Start of INPUT MATERIAL

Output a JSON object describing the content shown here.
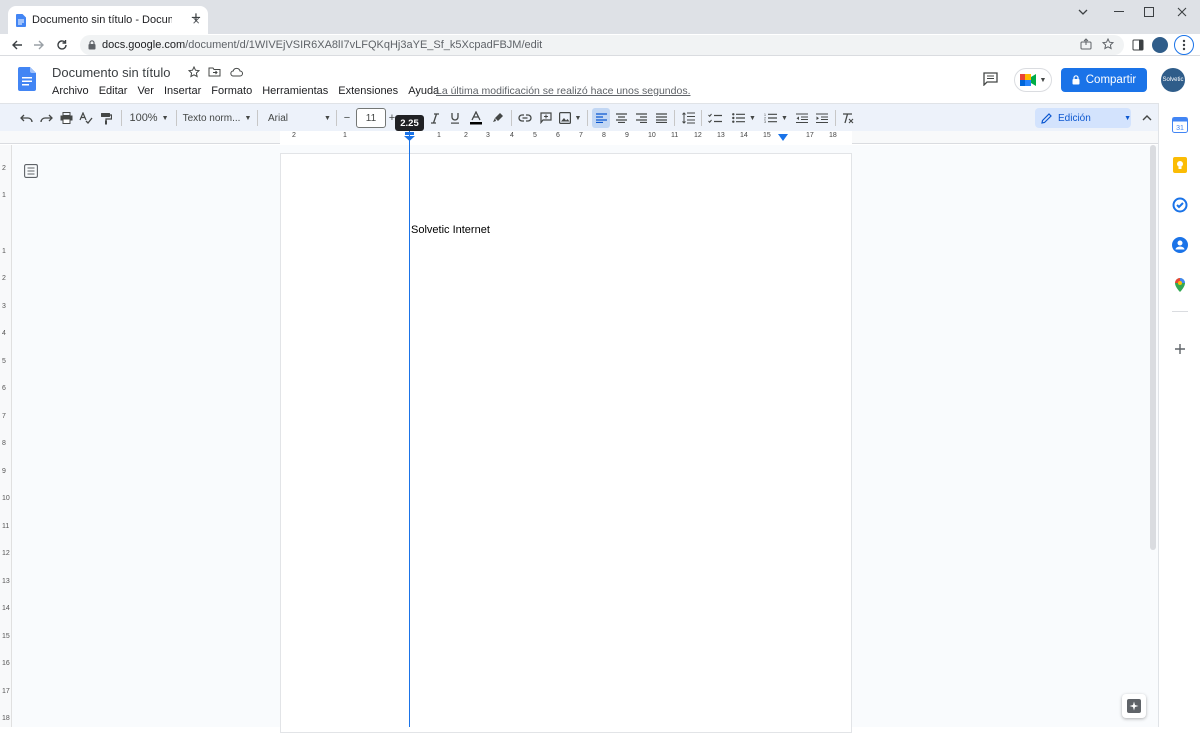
{
  "browser": {
    "tab_title": "Documento sin título - Documen",
    "url_domain": "docs.google.com",
    "url_path": "/document/d/1WIVEjVSIR6XA8lI7vLFQKqHj3aYE_Sf_k5XcpadFBJM/edit",
    "new_tab_glyph": "+",
    "tab_close_glyph": "×"
  },
  "docs": {
    "title": "Documento sin título",
    "menus": [
      "Archivo",
      "Editar",
      "Ver",
      "Insertar",
      "Formato",
      "Herramientas",
      "Extensiones",
      "Ayuda"
    ],
    "last_modified": "La última modificación se realizó hace unos segundos.",
    "share_label": "Compartir",
    "avatar_text": "Solvetic"
  },
  "toolbar": {
    "zoom": "100%",
    "style": "Texto norm...",
    "font": "Arial",
    "font_size": "11",
    "minus": "−",
    "plus": "+",
    "editing_mode": "Edición"
  },
  "ruler": {
    "tooltip": "2.25",
    "numbers": [
      "2",
      "1",
      "",
      "1",
      "2",
      "3",
      "4",
      "5",
      "6",
      "7",
      "8",
      "9",
      "10",
      "11",
      "12",
      "13",
      "14",
      "15",
      "16",
      "17",
      "18"
    ],
    "vertical_numbers": [
      "2",
      "1",
      "",
      "1",
      "2",
      "3",
      "4",
      "5",
      "6",
      "7",
      "8",
      "9",
      "10",
      "11",
      "12",
      "13",
      "14",
      "15",
      "16",
      "17",
      "18"
    ]
  },
  "document": {
    "body_text": "Solvetic Internet"
  },
  "colors": {
    "accent": "#1a73e8",
    "toolbar_bg": "#edf2fa",
    "editing_chip": "#d3e3fd"
  }
}
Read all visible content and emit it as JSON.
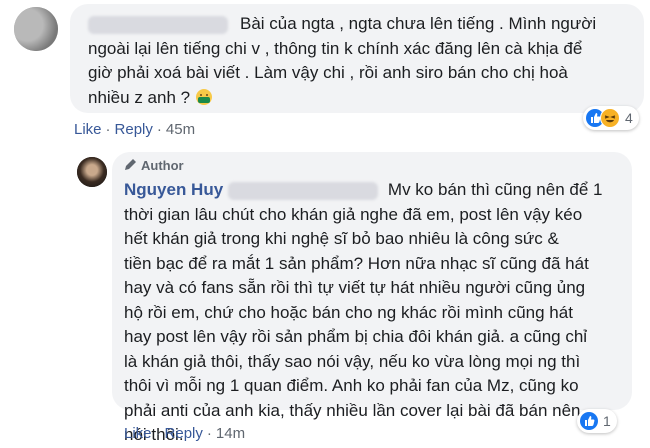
{
  "comment1": {
    "lines": [
      "Bài của ngta , ngta chưa lên tiếng . Mình người",
      "ngoài lại lên tiếng chi v , thông tin k chính xác đăng lên cà khịa để",
      "giờ phải xoá bài viết . Làm vậy chi , rồi anh siro bán cho chị hoà",
      "nhiều z anh ?"
    ],
    "like_label": "Like",
    "reply_label": "Reply",
    "time": "45m",
    "reaction_count": "4",
    "reactions": [
      "like-icon",
      "haha-icon"
    ]
  },
  "comment2": {
    "badge": "Author",
    "author_name": "Nguyen Huy",
    "first_line": "Mv ko bán thì cũng nên để 1",
    "lines": [
      "thời gian lâu chút cho khán giả nghe đã em, post lên vậy kéo",
      "hết khán giả trong khi nghệ sĩ bỏ bao nhiêu là công sức &",
      "tiền bạc để ra mắt 1 sản phẩm? Hơn nữa nhạc sĩ cũng đã hát",
      "hay và có fans sẵn rồi thì tự viết tự hát nhiều người cũng ủng",
      "hộ rồi em, chứ cho hoặc bán cho ng khác rồi mình cũng hát",
      "hay post lên vậy rồi sản phẩm bị chia đôi khán giả. a cũng chỉ",
      "là khán giả thôi, thấy sao nói vậy, nếu ko vừa lòng mọi ng thì",
      "thôi vì mỗi ng 1 quan điểm. Anh ko phải fan của Mz, cũng ko",
      "phải anti của anh kia, thấy nhiều lần cover lại bài đã bán nên",
      "nói thôi."
    ],
    "like_label": "Like",
    "reply_label": "Reply",
    "time": "14m",
    "reaction_count": "1",
    "reactions": [
      "like-icon"
    ]
  },
  "colors": {
    "link": "#385898",
    "bubble": "#f2f3f5",
    "meta": "#606770",
    "like": "#1877f2",
    "haha": "#f7b125"
  }
}
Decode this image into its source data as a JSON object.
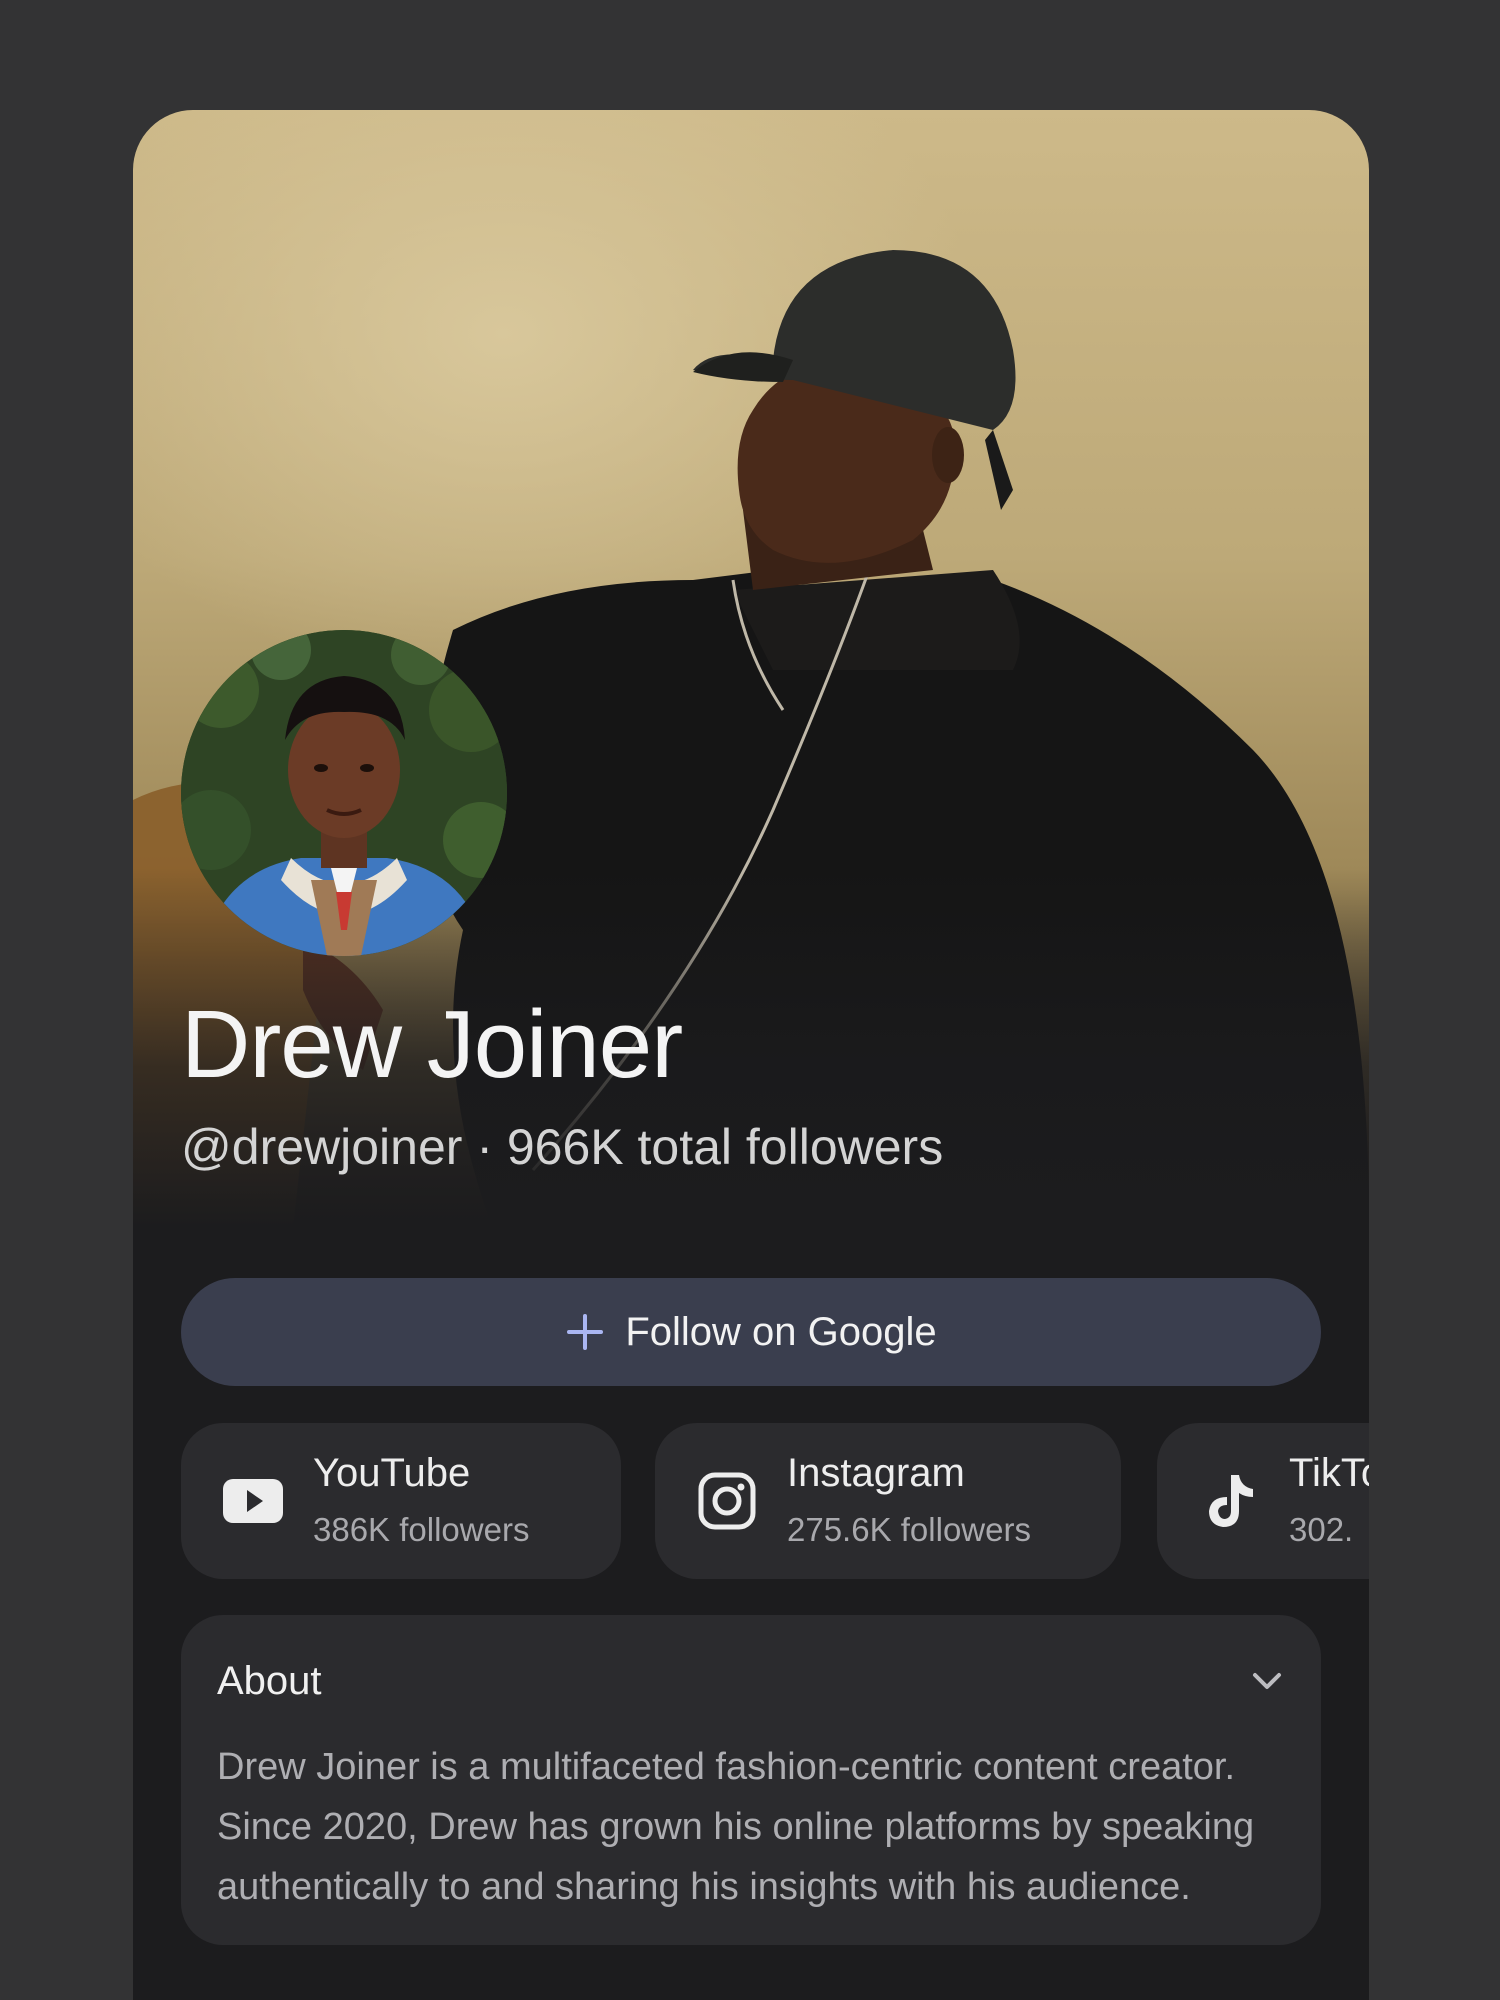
{
  "profile": {
    "name": "Drew Joiner",
    "handle_line": "@drewjoiner · 966K total followers"
  },
  "follow": {
    "label": "Follow on Google",
    "icon": "plus-icon"
  },
  "socials": [
    {
      "platform": "YouTube",
      "followers": "386K followers",
      "icon": "youtube-icon"
    },
    {
      "platform": "Instagram",
      "followers": "275.6K followers",
      "icon": "instagram-icon"
    },
    {
      "platform": "TikTok",
      "followers": "302.",
      "icon": "tiktok-icon"
    }
  ],
  "about": {
    "title": "About",
    "text": "Drew Joiner is a multifaceted fashion-centric content creator. Since 2020, Drew has grown his online platforms by speaking authentically to and sharing his insights with his audience.",
    "toggle_icon": "chevron-down-icon"
  },
  "colors": {
    "background": "#333334",
    "card": "#1c1c1e",
    "follow_button": "#3a3e4e",
    "accent_plus": "#aab6f2",
    "chip": "#2b2b2e"
  }
}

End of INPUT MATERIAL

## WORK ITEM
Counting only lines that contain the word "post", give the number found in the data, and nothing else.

## WRITTEN ANSWER
2